Among the records below, find each line that includes the string "title" and copy it.

++++++

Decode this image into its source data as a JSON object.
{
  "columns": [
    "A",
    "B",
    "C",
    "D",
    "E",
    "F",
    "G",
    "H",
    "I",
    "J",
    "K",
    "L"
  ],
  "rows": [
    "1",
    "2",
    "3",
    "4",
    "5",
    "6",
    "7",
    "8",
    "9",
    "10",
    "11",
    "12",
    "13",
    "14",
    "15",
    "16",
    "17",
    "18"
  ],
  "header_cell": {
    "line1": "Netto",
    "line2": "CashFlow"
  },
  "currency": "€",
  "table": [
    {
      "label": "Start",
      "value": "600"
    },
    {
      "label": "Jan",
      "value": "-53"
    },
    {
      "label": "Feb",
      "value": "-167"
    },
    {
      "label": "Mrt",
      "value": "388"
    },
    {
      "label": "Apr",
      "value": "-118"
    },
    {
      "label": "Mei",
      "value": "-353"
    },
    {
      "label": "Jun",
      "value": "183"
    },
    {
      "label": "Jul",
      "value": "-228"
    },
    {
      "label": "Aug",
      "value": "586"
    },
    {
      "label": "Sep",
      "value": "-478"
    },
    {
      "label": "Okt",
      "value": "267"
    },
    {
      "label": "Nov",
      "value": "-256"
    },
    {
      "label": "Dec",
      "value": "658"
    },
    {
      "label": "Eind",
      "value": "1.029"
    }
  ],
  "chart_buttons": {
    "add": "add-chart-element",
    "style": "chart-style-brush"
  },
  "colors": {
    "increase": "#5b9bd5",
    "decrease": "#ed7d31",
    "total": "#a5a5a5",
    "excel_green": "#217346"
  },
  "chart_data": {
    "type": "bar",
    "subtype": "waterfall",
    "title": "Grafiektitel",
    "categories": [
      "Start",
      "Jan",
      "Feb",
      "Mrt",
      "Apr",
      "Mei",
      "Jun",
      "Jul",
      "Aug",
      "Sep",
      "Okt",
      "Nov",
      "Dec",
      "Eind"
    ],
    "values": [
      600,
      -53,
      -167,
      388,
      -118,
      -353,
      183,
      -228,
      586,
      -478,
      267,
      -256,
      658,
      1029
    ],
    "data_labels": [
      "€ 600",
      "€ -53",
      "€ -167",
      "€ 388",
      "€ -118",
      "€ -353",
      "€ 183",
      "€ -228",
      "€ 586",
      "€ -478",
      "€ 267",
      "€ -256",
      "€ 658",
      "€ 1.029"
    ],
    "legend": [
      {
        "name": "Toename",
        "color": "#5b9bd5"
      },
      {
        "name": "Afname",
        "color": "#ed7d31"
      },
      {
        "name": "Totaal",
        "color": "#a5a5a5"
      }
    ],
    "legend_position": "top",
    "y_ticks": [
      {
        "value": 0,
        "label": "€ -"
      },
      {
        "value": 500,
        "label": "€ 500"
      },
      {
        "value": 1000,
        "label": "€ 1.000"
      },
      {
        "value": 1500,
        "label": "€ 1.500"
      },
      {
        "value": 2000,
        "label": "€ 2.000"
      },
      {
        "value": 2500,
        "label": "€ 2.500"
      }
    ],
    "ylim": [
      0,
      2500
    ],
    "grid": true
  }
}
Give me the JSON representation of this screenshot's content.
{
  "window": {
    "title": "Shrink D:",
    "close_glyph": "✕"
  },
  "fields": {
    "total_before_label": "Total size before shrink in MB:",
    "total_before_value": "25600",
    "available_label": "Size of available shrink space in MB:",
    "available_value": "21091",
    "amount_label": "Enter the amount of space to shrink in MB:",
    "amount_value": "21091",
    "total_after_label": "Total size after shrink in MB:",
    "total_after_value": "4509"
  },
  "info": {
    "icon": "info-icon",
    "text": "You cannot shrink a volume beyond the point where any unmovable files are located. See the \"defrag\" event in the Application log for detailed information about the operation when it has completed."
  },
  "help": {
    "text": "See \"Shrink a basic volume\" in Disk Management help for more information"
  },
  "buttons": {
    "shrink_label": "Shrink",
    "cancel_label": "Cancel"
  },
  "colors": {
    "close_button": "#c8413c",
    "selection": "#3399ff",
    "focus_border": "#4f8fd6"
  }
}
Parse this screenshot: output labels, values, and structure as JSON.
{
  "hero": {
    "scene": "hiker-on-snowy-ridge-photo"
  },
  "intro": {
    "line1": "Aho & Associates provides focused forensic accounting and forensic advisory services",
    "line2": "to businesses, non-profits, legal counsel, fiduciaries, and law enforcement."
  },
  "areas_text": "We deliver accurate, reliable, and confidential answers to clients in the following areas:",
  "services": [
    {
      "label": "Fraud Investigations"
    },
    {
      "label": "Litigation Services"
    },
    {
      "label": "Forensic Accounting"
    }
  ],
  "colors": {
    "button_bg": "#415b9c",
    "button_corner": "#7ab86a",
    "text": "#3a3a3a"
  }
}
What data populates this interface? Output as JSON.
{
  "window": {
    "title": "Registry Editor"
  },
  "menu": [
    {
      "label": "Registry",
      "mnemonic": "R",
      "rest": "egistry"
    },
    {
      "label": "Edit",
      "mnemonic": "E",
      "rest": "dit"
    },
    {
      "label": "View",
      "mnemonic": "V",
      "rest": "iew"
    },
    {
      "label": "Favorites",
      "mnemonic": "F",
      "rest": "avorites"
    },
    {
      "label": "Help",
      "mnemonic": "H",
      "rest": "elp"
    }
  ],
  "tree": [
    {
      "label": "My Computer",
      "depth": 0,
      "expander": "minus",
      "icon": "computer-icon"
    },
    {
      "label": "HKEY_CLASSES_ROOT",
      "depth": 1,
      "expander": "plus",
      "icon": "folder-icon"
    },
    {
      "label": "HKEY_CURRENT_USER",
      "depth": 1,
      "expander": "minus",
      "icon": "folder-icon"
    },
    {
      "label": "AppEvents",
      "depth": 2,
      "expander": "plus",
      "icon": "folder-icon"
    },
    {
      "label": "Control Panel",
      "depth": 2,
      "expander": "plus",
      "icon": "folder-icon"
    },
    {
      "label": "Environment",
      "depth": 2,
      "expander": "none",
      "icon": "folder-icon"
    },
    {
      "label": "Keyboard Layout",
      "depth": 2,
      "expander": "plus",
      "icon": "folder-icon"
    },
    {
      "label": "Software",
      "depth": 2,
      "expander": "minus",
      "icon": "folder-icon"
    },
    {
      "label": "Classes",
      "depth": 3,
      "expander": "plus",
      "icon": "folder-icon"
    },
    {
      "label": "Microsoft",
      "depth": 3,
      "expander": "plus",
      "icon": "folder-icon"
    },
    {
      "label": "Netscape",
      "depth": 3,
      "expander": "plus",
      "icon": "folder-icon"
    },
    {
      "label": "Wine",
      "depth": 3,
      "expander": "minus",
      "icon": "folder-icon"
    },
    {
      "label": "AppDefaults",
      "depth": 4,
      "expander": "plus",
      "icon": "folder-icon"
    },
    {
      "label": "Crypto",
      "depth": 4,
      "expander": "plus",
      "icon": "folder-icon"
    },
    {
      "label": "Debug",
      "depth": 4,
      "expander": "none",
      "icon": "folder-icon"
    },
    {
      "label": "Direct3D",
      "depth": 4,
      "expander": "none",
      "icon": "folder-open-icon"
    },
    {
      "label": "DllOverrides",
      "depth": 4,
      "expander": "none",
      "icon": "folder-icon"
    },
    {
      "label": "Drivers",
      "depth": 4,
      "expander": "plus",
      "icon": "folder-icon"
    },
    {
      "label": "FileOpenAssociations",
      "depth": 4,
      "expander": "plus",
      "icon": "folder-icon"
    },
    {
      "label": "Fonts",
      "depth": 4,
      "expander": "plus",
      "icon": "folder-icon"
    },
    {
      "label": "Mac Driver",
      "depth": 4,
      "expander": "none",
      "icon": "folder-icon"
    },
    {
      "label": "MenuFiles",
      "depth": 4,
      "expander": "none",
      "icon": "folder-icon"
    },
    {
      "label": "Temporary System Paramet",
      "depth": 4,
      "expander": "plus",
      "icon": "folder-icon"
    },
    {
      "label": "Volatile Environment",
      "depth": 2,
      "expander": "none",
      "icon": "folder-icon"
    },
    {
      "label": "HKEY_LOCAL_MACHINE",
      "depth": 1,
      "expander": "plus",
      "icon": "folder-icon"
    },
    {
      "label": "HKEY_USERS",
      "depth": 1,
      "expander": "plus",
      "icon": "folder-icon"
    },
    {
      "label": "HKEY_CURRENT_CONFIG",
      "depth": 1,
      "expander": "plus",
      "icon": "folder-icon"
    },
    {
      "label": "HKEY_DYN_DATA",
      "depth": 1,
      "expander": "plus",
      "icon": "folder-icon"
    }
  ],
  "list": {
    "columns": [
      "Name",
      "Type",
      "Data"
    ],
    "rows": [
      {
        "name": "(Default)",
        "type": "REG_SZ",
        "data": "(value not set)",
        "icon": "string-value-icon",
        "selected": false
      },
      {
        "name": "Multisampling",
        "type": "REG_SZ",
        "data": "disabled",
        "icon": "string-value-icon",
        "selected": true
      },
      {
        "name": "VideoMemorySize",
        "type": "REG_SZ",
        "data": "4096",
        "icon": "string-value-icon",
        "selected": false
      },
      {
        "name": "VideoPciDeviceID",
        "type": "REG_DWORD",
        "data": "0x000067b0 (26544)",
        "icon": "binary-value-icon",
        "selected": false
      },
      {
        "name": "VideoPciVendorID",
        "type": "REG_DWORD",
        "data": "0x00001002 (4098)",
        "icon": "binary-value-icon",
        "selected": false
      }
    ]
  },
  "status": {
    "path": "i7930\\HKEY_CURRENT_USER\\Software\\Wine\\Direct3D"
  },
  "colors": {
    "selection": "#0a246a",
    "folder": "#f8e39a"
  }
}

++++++

**SOLUTION FOR THIS PROBLEM:**
    "title": "Grafiektitel",
    "title": "Shrink D:",
    "title": "Registry Editor"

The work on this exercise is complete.